A new initiative called Builders Code aims to address B.C.’s skilled labour shortage by reducing harassment, bullying and hazing on construction worksites.
The Builders Code was launched on International Women’s Day by the provincial government and industry partners including the BC Construction Association (BCCA), Industry Training Authority, WorkSafeBC and LNG Canada.
A key goal is to have women make up 10 per cent of B.C.’s construction trades by 2028, a standard not yet reached by any province in Canada. Currently, women comprise only 4.7 per cent of B.C.’s construction trades.
The Builders Code, which includes a voluntary standard code of conduct for all workers on construction sites in B.C, expands the definition of construction safety beyond physical hazards to include stress or distraction caused by discrimination, bullying, hazing or harassment. A Builders Code worksite will seek to be free from behaviour that threatens the stability of work conditions including job performance, health, well-being, safety, productivity and the efficiency of workers.
The Builders Code will be a valuable opportunity and asset for contractors looking for competitive ways to attract and retain skilled tradespeople at a time when B.C. faces a skills shortage of 7,900 workers. Although women, youth, and other equity-seeking groups are entering construction trades at a higher rate than in the past, retention rates remain low. First year retention rates for women apprentices have anecdotally been estimated at less than 50 per cent. By comparison, first year retention rates for men are estimated at 70 per cent.

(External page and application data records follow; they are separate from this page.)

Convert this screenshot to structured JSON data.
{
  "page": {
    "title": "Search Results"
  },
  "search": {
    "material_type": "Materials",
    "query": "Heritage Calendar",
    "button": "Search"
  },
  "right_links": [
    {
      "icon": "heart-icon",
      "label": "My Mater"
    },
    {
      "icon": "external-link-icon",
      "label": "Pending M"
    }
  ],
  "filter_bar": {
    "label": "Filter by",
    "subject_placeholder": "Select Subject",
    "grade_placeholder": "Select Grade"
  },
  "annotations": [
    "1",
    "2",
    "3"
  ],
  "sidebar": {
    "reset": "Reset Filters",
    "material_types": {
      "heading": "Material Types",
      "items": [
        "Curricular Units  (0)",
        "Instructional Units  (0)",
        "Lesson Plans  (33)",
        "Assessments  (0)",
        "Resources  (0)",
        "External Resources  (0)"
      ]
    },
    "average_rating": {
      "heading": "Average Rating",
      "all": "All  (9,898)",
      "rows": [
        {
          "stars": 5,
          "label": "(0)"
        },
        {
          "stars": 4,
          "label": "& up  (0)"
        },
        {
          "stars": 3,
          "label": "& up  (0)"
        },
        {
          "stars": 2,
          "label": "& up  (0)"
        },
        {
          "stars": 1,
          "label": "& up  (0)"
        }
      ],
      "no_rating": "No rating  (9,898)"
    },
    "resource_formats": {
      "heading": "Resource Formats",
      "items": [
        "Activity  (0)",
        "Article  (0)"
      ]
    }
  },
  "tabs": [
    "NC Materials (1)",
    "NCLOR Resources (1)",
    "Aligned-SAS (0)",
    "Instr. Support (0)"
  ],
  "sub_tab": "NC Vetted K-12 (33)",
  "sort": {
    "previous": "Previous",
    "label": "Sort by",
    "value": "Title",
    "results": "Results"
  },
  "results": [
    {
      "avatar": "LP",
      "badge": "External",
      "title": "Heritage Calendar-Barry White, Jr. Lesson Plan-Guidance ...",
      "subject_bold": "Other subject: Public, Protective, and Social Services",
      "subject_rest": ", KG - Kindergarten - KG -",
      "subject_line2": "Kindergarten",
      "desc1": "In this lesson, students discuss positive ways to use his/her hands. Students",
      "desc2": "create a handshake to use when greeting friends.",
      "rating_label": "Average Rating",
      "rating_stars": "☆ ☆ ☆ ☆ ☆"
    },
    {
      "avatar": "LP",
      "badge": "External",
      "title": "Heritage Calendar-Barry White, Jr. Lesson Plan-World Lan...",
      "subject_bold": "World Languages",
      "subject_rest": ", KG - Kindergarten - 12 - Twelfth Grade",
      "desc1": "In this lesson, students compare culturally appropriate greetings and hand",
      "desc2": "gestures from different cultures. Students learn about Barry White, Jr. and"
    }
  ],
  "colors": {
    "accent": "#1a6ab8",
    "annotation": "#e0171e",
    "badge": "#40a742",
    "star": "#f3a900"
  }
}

“A skilled tradesperson is a valuable asset, not a gender or demographic,” said Chris Atchison, president, BCCA. “Worksite behaviour is not a women’s issue, it’s a business issue. The resources are available to all construction employers and we’re confident they will be utilized.”
Reaching the 10 per cent goal will equate to adding another 9,500 women into the skilled trades in B.C.’s construction industry. That achievement would be especially significant as it would effectively erase B.C.’s projected skills gap of 7,900 workers.
The Builders Code pilot will highlight the business and safety implications of worksite behaviour and provide employers with the tools they need to improve retention. Employers can access no-cost posters and policies, training, and advice from experts with experience in human resources management, including mediation and conflict resolution.
Throughout 2019, the Builders Code partners will continue to make equity and diversity a corporate leadership priority for construction employers, rolling out expanded resources and services in every region of the province.
For more information, visit: www.builderscode.ca